Friday, April 29, 2011



The day before Easter here was gray and cold. My mother and I found these first wildflowers on our walk:


They were furry, as if equipped for the harsh weather.


Some of our own bulbs had come up too.


The sun came out later-- a little preview of the next day when it was sunny and 60 degrees and I felt uncomfortably hot sitting on the lawn in the sun with my cousins while the two who were still young enough to hunt for candy had their pick over what they thought was most desirable. The bottlecaps were generally left to be eaten by my grandpa's very sadly neglected dog.


I baked some delicious soft cinnamon rolls (best recipe ever), because nobody was very much into the idea of hot cross buns. Slimy little raisins generally ruin a good soft yeast bread in my opinion. We also had almond-scented pound cake in a bundt pan and in the shape of a lamb, as is tradition. Last year my mom finally realized that she'd been baking it upside down all these years and that was why it never had a nose. She serves it with green coconut and jelly bellies.


At night, I had an uncharacteristically healthy snack to save up for the cake and jelly beans the next day.


Wednesday, April 20, 2011

bipolar weather

This morning at seven:


Tonight at seven:


The temperature is still in the thirties and forties-- about the temperature all my favorite UK blogs were complaining about as "cold" in January.
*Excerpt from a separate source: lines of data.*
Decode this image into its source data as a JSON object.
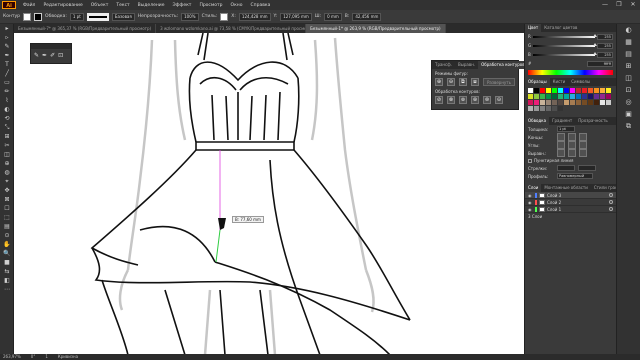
{
  "app": {
    "logo": "Ai",
    "menu": [
      "Файл",
      "Редактирование",
      "Объект",
      "Текст",
      "Выделение",
      "Эффект",
      "Просмотр",
      "Окно",
      "Справка"
    ],
    "window_controls": [
      "—",
      "❐",
      "✕"
    ]
  },
  "control_bar": {
    "selection_label": "Контур",
    "stroke_label": "Обводка:",
    "stroke_value": "1 pt",
    "profile_value": "Базовая",
    "opacity_label": "Непрозрачность:",
    "opacity_value": "100%",
    "style_label": "Стиль:",
    "x_label": "X:",
    "x_value": "124,428 mm",
    "y_label": "Y:",
    "y_value": "127,095 mm",
    "w_label": "Ш:",
    "w_value": "0 mm",
    "h_label": "В:",
    "h_value": "42,456 mm"
  },
  "tabs": [
    {
      "label": "Безымянный-7* @ 365,37 % (RGB/Предварительный просмотр)",
      "active": false
    },
    {
      "label": "3 wzlomano wzlomkano.ai @ 73,58 % (CMYK/Предварительный просмотр)",
      "active": false
    },
    {
      "label": "Безымянный-1* @ 263,9 % (RGB/Предварительный просмотр)",
      "active": true
    }
  ],
  "tools": [
    "▸",
    "▹",
    "✎",
    "✒",
    "T",
    "╱",
    "▭",
    "✏",
    "⌇",
    "◐",
    "⟲",
    "⤡",
    "⊞",
    "✂",
    "◫",
    "⊕",
    "◍",
    "⌖",
    "✥",
    "⊠",
    "☐",
    "⬚",
    "▤",
    "⊙",
    "✋",
    "🔍",
    "■",
    "⇆",
    "◧",
    "⋯"
  ],
  "brush_panel": {
    "icons": [
      "✎",
      "✒",
      "✐",
      "⊡"
    ]
  },
  "pathfinder": {
    "tabs": [
      "Трансф.",
      "Выравн.",
      "Обработка контуров"
    ],
    "active_tab": 2,
    "shape_modes_label": "Режимы фигур:",
    "shape_mode_buttons": [
      "⊕",
      "⊖",
      "⧉",
      "⧈"
    ],
    "expand_label": "Развернуть",
    "pathfinders_label": "Обработка контуров:",
    "pathfinder_buttons": [
      "⊘",
      "⊗",
      "⊚",
      "⊛",
      "⊜",
      "⊝"
    ]
  },
  "tooltip": {
    "text": "В: 77,60 mm"
  },
  "color_panel": {
    "tabs": [
      "Цвет",
      "Каталог цветов"
    ],
    "rows": [
      {
        "label": "R",
        "value": "255",
        "level": 1.0
      },
      {
        "label": "G",
        "value": "255",
        "level": 1.0
      },
      {
        "label": "B",
        "value": "255",
        "level": 1.0
      }
    ],
    "hex_label": "#",
    "hex_value": "ffffff"
  },
  "swatches_panel": {
    "tabs": [
      "Образцы",
      "Кисти",
      "Символы"
    ],
    "colors": [
      "#ffffff",
      "#000000",
      "#ff0000",
      "#ffff00",
      "#00ff00",
      "#00ffff",
      "#0000ff",
      "#ff00ff",
      "#c1272d",
      "#ed1c24",
      "#f15a24",
      "#f7931e",
      "#fbb03b",
      "#fcee21",
      "#d9e021",
      "#8cc63f",
      "#39b54a",
      "#009245",
      "#006837",
      "#22b573",
      "#00a99d",
      "#29abe2",
      "#0071bc",
      "#2e3192",
      "#1b1464",
      "#662d91",
      "#93278f",
      "#9e005d",
      "#d4145a",
      "#ed1e79",
      "#c7b299",
      "#998675",
      "#736357",
      "#534741",
      "#c69c6d",
      "#a67c52",
      "#8c6239",
      "#754c24",
      "#603813",
      "#42210b",
      "#e6e6e6",
      "#cccccc",
      "#b3b3b3",
      "#999999",
      "#808080",
      "#666666",
      "#4d4d4d",
      "#333333"
    ]
  },
  "stroke_panel": {
    "tabs": [
      "Обводка",
      "Градиент",
      "Прозрачность"
    ],
    "rows": [
      {
        "label": "Толщина:",
        "value": "1 pt"
      },
      {
        "label": "Концы:",
        "value": ""
      },
      {
        "label": "Углы:",
        "value": ""
      },
      {
        "label": "Выравн.:",
        "value": ""
      }
    ],
    "dashed_label": "Пунктирная линия",
    "arrows_label": "Стрелки:",
    "profile_label": "Профиль:",
    "profile_value": "Равномерный"
  },
  "layers_panel": {
    "tabs": [
      "Слои",
      "Монтажные области",
      "Стили графики"
    ],
    "layers": [
      {
        "name": "Слой 3",
        "color": "#4f7fff",
        "selected": true
      },
      {
        "name": "Слой 2",
        "color": "#ff4f4f",
        "selected": false
      },
      {
        "name": "Слой 1",
        "color": "#4fff4f",
        "selected": false
      }
    ],
    "count_label": "3 Слои"
  },
  "statusbar": {
    "zoom": "263,97%",
    "rotation": "0°",
    "artboard": "1",
    "tool_name": "Кривизна"
  },
  "right_strip": {
    "icons": [
      "◐",
      "▦",
      "▤",
      "⊞",
      "◫",
      "⊡",
      "◎",
      "▣",
      "⧉"
    ]
  }
}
At least things are growing and somewhat green now.

I'm working full time for these past two weeks, which equals a little less than 40 hours plus six hours of cleaning in four days. I'm just about dead from lack of sleep, but hopefully I'll be able to get my new laptop soon.
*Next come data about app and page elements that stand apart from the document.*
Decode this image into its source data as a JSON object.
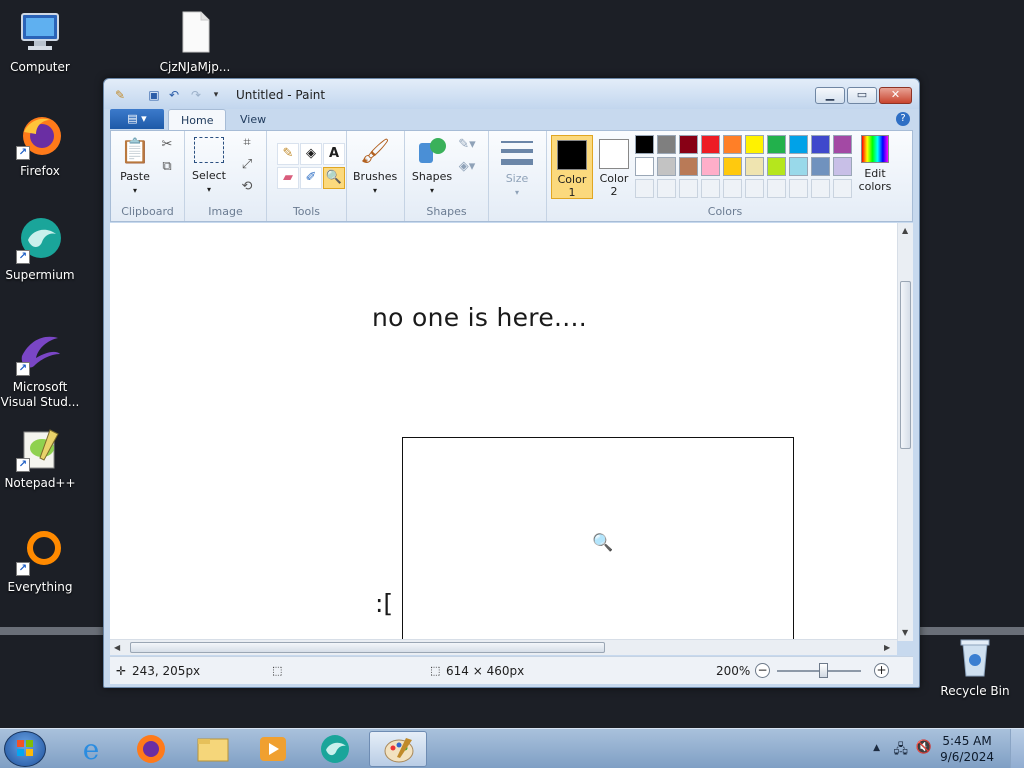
{
  "desktop": {
    "icons": [
      {
        "label": "Computer"
      },
      {
        "label": "CjzNJaMjp..."
      },
      {
        "label": "Firefox"
      },
      {
        "label": "Supermium"
      },
      {
        "label": "Microsoft Visual Stud..."
      },
      {
        "label": "Notepad++"
      },
      {
        "label": "Everything"
      },
      {
        "label": "Recycle Bin"
      }
    ]
  },
  "window": {
    "title": "Untitled - Paint",
    "tabs": {
      "home": "Home",
      "view": "View"
    },
    "ribbon": {
      "clipboard": {
        "paste": "Paste",
        "label": "Clipboard"
      },
      "image": {
        "select": "Select",
        "label": "Image"
      },
      "tools": {
        "label": "Tools"
      },
      "brushes": {
        "label": "Brushes"
      },
      "shapes": {
        "shapes": "Shapes",
        "label": "Shapes"
      },
      "size": {
        "label": "Size"
      },
      "colors": {
        "color1": "Color",
        "color1_num": "1",
        "color2": "Color",
        "color2_num": "2",
        "edit": "Edit",
        "edit2": "colors",
        "label": "Colors",
        "color1_value": "#000000",
        "color2_value": "#ffffff",
        "palette_row1": [
          "#000000",
          "#7f7f7f",
          "#880015",
          "#ed1c24",
          "#ff7f27",
          "#fff200",
          "#22b14c",
          "#00a2e8",
          "#3f48cc",
          "#a349a4"
        ],
        "palette_row2": [
          "#ffffff",
          "#c3c3c3",
          "#b97a57",
          "#ffaec9",
          "#ffc90e",
          "#efe4b0",
          "#b5e61d",
          "#99d9ea",
          "#7092be",
          "#c8bfe7"
        ]
      }
    },
    "canvas": {
      "text": "no one is here....",
      "face": ":["
    },
    "status": {
      "cursor_pos": "243, 205px",
      "selection_size": "",
      "image_size": "614 × 460px",
      "zoom": "200%"
    }
  },
  "taskbar": {
    "time": "5:45 AM",
    "date": "9/6/2024"
  }
}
Sunday, April 10, 2011

a sense of spiritual adventure?


A snippet for you, before I have to give it back to the library:

"Many men whose prime business is the art of writing find rest and refreshment in other occupations. They marry or they keep dogs, they play golf or bridge, they study Sanskrit or collect postage stamps. Except for a period of ownership of a dachshund, Henry James did none of these things. He lived a life consecrated to the service of a jealous, insatiable, and supremely rewarding goddess, and all his activities had essential reference to that service. He had a great belief in the virtues of exercise, and he was expert at making a walk of two or three miles last for as many hours by his habit of punctuating movement with frequent and prolonged halts for meditation or conversation. He like the exhilaration of driving in a motor-car, which gave him, he said, "a sense of spiritual adventure." (Henry James at Work, 22)